# What you have to do:
Please tally the lines of the records that contain "true" and send back only the total.
### Exercise data
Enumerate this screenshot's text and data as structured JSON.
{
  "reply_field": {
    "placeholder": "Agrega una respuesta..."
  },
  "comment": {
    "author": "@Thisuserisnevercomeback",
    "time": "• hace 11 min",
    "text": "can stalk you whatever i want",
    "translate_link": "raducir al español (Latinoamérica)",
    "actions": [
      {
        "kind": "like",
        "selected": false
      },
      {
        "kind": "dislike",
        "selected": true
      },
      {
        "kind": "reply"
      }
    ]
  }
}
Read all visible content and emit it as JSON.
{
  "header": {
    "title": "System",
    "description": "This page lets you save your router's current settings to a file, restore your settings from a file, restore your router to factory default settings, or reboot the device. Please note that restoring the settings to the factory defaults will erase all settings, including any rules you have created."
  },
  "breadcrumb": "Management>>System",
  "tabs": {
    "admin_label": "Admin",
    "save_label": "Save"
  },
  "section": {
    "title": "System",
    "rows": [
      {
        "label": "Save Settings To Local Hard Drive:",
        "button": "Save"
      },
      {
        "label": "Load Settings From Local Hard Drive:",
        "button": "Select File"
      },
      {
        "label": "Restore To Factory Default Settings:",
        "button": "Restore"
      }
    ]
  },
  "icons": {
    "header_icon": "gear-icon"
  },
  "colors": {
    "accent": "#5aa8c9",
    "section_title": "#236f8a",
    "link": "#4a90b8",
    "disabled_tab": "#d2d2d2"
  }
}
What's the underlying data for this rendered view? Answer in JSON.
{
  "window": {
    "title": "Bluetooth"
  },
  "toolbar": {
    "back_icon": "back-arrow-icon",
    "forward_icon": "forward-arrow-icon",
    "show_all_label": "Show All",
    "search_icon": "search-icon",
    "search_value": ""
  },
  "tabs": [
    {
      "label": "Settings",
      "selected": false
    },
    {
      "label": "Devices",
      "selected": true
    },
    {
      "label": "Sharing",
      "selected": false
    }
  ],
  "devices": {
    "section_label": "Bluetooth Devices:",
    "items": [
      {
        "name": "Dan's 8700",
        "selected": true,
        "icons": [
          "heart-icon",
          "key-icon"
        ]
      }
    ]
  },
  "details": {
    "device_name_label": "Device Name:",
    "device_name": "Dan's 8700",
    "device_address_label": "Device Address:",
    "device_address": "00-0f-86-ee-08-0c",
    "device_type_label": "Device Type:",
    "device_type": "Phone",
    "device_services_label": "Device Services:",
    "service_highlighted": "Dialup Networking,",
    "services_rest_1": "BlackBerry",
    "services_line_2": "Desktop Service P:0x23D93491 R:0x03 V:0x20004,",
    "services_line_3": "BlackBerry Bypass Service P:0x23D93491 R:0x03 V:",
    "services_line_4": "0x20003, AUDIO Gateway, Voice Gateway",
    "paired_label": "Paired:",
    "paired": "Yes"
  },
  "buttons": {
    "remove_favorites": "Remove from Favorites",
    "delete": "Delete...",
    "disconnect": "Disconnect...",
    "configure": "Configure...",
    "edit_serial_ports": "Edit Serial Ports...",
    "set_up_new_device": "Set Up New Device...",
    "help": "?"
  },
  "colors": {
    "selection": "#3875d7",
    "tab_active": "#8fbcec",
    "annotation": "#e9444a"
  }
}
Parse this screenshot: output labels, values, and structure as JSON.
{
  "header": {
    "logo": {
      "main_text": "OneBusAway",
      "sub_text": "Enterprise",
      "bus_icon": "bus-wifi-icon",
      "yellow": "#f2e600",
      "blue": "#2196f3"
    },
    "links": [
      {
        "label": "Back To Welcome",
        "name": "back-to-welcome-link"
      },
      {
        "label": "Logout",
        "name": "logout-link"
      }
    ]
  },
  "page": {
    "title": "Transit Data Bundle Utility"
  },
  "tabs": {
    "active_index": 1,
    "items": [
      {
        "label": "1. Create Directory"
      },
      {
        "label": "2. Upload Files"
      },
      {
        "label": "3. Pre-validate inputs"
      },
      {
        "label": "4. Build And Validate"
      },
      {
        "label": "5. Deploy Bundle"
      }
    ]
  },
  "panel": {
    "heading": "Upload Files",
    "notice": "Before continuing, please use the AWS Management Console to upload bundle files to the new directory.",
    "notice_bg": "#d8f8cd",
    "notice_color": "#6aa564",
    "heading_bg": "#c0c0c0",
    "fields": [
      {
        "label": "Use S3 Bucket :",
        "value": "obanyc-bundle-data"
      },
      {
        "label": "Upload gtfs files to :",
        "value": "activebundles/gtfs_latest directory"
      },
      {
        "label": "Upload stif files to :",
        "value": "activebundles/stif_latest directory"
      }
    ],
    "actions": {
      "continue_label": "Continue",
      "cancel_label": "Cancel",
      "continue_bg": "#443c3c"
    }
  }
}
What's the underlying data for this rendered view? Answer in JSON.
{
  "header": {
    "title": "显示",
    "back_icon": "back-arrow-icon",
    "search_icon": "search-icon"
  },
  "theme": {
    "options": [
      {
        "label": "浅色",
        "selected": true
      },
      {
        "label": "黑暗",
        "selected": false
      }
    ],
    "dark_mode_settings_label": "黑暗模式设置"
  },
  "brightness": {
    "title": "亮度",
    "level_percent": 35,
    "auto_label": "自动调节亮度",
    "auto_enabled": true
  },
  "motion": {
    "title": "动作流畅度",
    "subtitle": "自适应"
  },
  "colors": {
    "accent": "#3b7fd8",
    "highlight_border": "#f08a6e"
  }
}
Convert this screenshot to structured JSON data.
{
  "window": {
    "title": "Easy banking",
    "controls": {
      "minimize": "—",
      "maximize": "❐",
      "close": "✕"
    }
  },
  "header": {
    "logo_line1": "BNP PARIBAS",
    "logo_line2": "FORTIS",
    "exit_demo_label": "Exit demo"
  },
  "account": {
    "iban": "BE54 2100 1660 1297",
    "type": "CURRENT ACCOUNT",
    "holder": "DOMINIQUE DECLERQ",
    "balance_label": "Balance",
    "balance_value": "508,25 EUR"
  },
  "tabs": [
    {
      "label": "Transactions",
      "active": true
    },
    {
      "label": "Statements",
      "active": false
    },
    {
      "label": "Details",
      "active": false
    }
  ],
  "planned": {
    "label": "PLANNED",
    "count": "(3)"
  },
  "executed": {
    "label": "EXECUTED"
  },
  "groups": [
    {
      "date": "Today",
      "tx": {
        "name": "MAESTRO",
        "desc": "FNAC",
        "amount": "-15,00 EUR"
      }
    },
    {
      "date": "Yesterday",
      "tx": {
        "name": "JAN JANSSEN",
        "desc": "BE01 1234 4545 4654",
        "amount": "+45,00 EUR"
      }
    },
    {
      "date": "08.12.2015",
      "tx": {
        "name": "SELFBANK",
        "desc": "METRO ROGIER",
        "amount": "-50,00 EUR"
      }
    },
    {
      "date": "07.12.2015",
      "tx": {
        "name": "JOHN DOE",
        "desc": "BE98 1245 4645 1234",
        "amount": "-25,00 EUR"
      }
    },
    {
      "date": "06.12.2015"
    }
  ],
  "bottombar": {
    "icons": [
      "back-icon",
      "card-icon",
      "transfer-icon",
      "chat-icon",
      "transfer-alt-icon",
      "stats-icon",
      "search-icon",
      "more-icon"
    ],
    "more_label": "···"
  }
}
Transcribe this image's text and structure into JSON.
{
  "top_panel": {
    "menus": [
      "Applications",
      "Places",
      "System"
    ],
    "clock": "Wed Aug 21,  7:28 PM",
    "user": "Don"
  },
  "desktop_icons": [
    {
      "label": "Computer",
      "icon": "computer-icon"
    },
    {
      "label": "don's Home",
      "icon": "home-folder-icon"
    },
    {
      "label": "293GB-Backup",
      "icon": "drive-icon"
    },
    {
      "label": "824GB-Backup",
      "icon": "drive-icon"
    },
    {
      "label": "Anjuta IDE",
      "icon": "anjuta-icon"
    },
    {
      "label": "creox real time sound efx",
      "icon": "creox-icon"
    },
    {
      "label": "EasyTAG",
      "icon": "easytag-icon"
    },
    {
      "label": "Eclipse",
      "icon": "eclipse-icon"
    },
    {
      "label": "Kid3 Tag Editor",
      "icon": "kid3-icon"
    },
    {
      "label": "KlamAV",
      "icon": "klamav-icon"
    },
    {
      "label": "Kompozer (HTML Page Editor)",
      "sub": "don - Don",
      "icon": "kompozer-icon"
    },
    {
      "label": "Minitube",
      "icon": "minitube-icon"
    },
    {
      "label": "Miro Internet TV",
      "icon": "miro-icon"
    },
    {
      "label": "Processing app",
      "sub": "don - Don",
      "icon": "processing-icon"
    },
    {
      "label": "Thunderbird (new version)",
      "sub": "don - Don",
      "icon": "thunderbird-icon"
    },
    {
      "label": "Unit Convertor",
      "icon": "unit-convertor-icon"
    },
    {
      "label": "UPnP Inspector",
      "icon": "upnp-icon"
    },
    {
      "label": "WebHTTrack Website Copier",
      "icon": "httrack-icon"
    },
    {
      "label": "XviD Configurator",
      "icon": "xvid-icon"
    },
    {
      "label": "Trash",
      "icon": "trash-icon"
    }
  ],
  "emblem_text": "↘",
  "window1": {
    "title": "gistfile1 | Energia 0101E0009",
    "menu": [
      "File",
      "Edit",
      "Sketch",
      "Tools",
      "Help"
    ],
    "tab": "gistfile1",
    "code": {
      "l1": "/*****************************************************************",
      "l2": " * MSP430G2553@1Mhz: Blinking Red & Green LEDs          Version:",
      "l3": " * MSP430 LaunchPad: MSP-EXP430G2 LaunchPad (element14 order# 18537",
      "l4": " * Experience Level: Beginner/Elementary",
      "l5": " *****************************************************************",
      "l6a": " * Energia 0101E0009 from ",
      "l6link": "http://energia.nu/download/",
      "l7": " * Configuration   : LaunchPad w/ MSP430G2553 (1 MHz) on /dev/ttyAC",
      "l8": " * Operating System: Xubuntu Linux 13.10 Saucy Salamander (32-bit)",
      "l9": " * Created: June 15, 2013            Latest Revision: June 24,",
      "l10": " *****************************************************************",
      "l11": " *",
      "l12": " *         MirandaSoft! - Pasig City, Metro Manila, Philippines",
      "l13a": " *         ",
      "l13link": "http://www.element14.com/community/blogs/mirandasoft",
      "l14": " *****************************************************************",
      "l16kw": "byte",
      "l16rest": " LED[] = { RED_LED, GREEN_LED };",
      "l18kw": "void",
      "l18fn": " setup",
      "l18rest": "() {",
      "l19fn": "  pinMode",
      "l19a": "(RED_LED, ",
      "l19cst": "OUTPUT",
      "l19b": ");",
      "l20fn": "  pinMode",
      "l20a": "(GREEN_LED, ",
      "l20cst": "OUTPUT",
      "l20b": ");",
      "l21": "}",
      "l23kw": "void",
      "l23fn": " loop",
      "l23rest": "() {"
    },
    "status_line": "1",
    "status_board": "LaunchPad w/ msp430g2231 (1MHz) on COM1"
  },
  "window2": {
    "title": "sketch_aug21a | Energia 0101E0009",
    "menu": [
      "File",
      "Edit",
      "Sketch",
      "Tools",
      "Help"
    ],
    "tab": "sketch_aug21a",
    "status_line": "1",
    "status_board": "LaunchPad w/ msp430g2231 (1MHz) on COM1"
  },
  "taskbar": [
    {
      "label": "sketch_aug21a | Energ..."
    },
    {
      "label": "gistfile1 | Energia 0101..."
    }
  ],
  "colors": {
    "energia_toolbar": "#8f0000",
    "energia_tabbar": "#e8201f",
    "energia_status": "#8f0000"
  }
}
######
# Result of this task:
6